You are feeling pretty proud of yourself as you take out the weighing scale – you’ve been eating healthy and exercising with the discipline of a soldier. Just when you are about to give yourself a pat on the back as you step on the scale… whack! Despite all your careful ministrations, you’ve gained weight. How did this happen?
Sometimes, assuming what we think is healthy, we unknowingly wind up sabotaging our best efforts at losing weight. Here are the reasons…
You May Be Overcompensating
Along with embarking on a healthy, nutritious diet, you’ve started exercising regularly – something you’ve never done before. But you’ve also subconsciously started ‘compensating’ yourself for all the hard work. That extra helping of pudding or some fries isn’t making you feel guilty. In fact, you’re thinking it won’t show with your health routine in place. But the reality of it is that you may not always know how much you are ingesting, and how much you need to burn; hence the shock at the weighing scale.
You May Be Eating Incorrectly

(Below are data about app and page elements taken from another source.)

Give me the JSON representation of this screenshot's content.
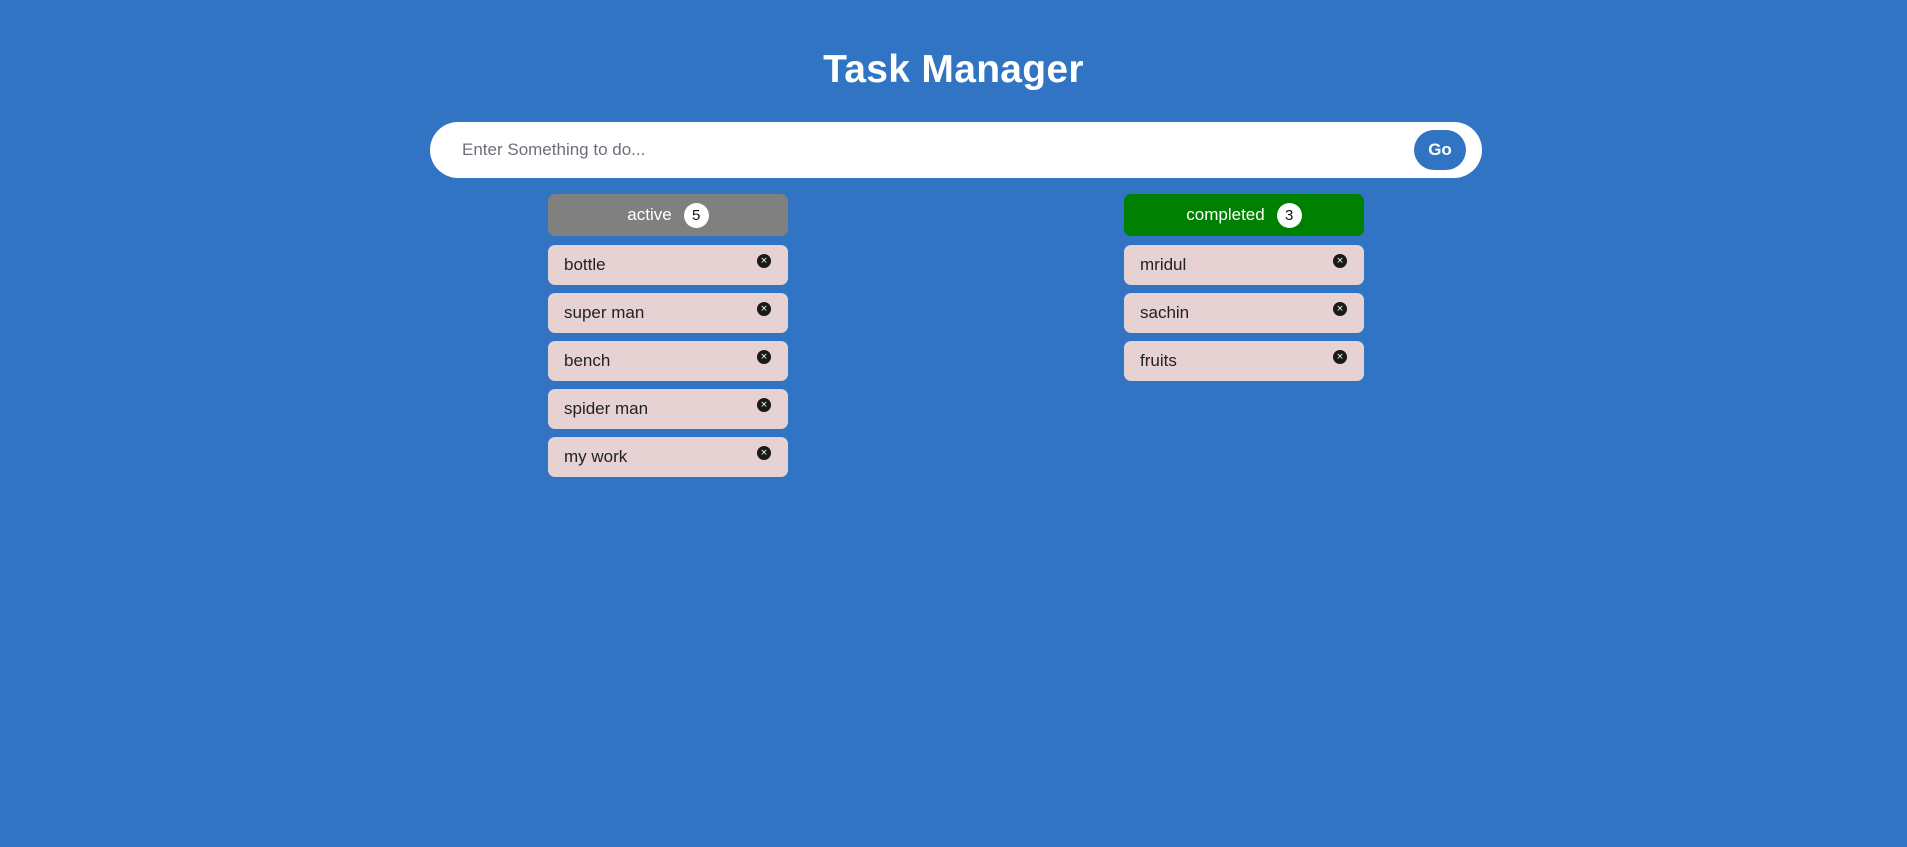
{
  "app": {
    "title": "Task Manager"
  },
  "input": {
    "placeholder": "Enter Something to do...",
    "value": "",
    "submit_label": "Go"
  },
  "columns": {
    "active": {
      "label": "active",
      "count": "5",
      "color": "#808080",
      "items": [
        {
          "text": "bottle",
          "remove_icon": "×"
        },
        {
          "text": "super man",
          "remove_icon": "×"
        },
        {
          "text": "bench",
          "remove_icon": "×"
        },
        {
          "text": "spider man",
          "remove_icon": "×"
        },
        {
          "text": "my work",
          "remove_icon": "×"
        }
      ]
    },
    "completed": {
      "label": "completed",
      "count": "3",
      "color": "#008000",
      "items": [
        {
          "text": "mridul",
          "remove_icon": "×"
        },
        {
          "text": "sachin",
          "remove_icon": "×"
        },
        {
          "text": "fruits",
          "remove_icon": "×"
        }
      ]
    }
  },
  "theme": {
    "background": "#3274c4",
    "item_background": "#e6d2d2"
  }
}
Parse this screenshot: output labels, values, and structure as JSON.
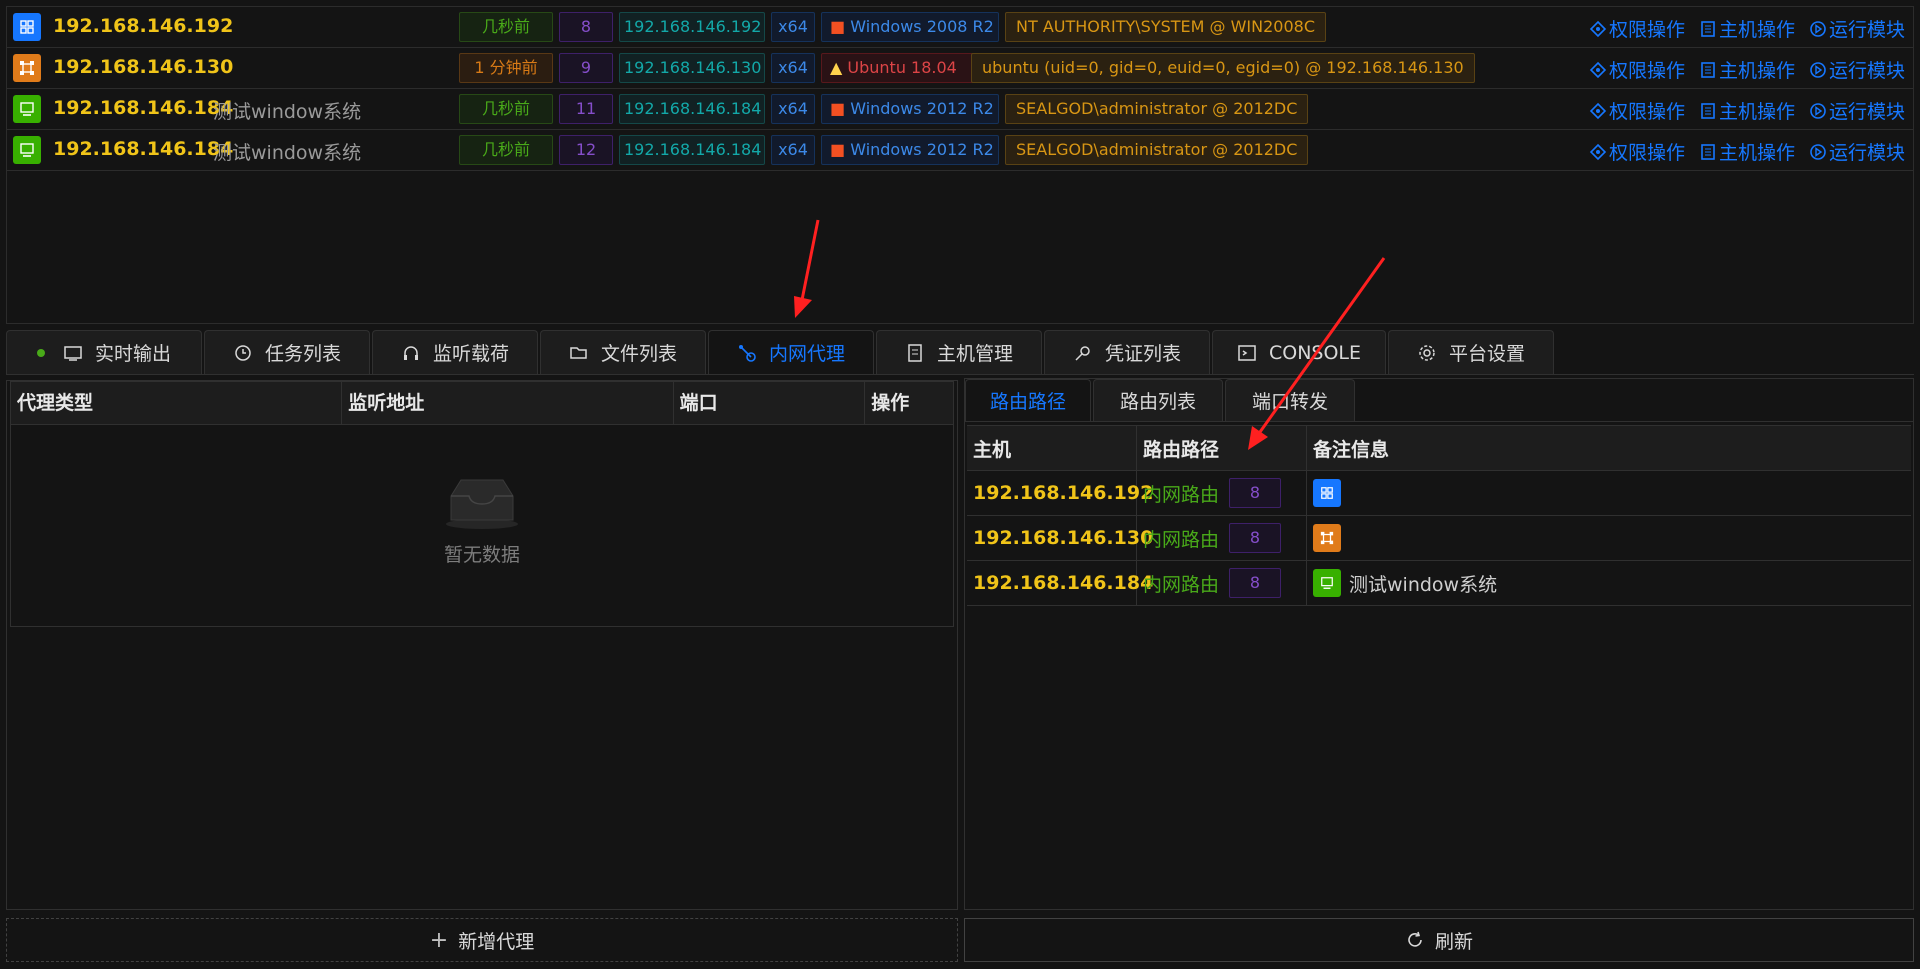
{
  "sessions": [
    {
      "ip": "192.168.146.192",
      "note": "",
      "time": "几秒前",
      "id": "8",
      "ip_tag": "192.168.146.192",
      "arch": "x64",
      "os": "Windows 2008 R2",
      "user": "NT AUTHORITY\\SYSTEM @ WIN2008C",
      "icon": "windows-icon"
    },
    {
      "ip": "192.168.146.130",
      "note": "",
      "time": "1 分钟前",
      "id": "9",
      "ip_tag": "192.168.146.130",
      "arch": "x64",
      "os": "Ubuntu 18.04",
      "user": "ubuntu (uid=0, gid=0, euid=0, egid=0) @ 192.168.146.130",
      "icon": "linux-icon"
    },
    {
      "ip": "192.168.146.184",
      "note": "测试window系统",
      "time": "几秒前",
      "id": "11",
      "ip_tag": "192.168.146.184",
      "arch": "x64",
      "os": "Windows 2012 R2",
      "user": "SEALGOD\\administrator @ 2012DC",
      "icon": "computer-icon"
    },
    {
      "ip": "192.168.146.184",
      "note": "测试window系统",
      "time": "几秒前",
      "id": "12",
      "ip_tag": "192.168.146.184",
      "arch": "x64",
      "os": "Windows 2012 R2",
      "user": "SEALGOD\\administrator @ 2012DC",
      "icon": "computer-icon"
    }
  ],
  "ops": {
    "privilege": "权限操作",
    "host": "主机操作",
    "module": "运行模块"
  },
  "tabs": [
    "实时输出",
    "任务列表",
    "监听载荷",
    "文件列表",
    "内网代理",
    "主机管理",
    "凭证列表",
    "CONSOLE",
    "平台设置"
  ],
  "active_tab": "内网代理",
  "proxy_table": {
    "headers": [
      "代理类型",
      "监听地址",
      "端口",
      "操作"
    ],
    "empty_text": "暂无数据"
  },
  "add_proxy_label": "新增代理",
  "subtabs": [
    "路由路径",
    "路由列表",
    "端口转发"
  ],
  "route_table": {
    "headers": [
      "主机",
      "路由路径",
      "备注信息"
    ],
    "rows": [
      {
        "host": "192.168.146.192",
        "path": "内网路由",
        "id": "8",
        "note": "",
        "icon": "windows-icon"
      },
      {
        "host": "192.168.146.130",
        "path": "内网路由",
        "id": "8",
        "note": "",
        "icon": "linux-icon"
      },
      {
        "host": "192.168.146.184",
        "path": "内网路由",
        "id": "8",
        "note": "测试window系统",
        "icon": "computer-icon"
      }
    ]
  },
  "refresh_label": "刷新",
  "colors": {
    "accent": "#1677ff",
    "ip": "#f0c419",
    "green": "#49aa19",
    "purple": "#854eca",
    "arrow": "#ff2020"
  }
}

Not everything marked ‘low-fat’ is low calorie. Sometimes, sugar is added to enhance the flavour of foods. These ‘not-so-good’ carbs go through your system quickly, causing a spike in blood sugar followed by hunger pangs. Also, even while adding vegetables and other nutrients in their regular diet, most people forget to check the amount of oil used to cook a dish.
Cooking Shows tempt you
According to a new study in Appetite journal, women who regularly watch cooking shows weigh an average of 4 to 4.5 kg more than women who flip through food magazines! This could be because using recipes off the TV might seem more calorific but it isn’t so. Why? There’s high of reciprocating a dish that experts cook on TV. Also, food shows tend to boost appetite even if you’re not hungry.
Counting Liquid Calories?
Alcohol is calorifically dense. And cocktails (with their sugary mixers and added syrups) could sometimes go up to 500 calories per glass! Too much alcohol doesn’t enable your body to expel sodium, and this makes it retain more water. If you’re feeling bloated of late, this could be the reason. People also tend to munch fatty food when they drink.
You May Be Dehydrated
Adequate hydration (about 2-3 litres of water per day) helps your body function better, which keeps your weight in check.
Eating Without Thinking
A game or your favourite film on TV – and suddenly all portion control goes out of the window. A study published in the American Journal of Clinical Nutrition indicates that eating while watching TV could lead to 10 per cent more calories consumed in one session or 25 per cent over the course of the day. And we eat even more when it’s nail biting- or high-action entertainment.
Having said that, give yourself a pat on the back for realizing you need to reclaim your health. Taking the first step is the biggest step of them all.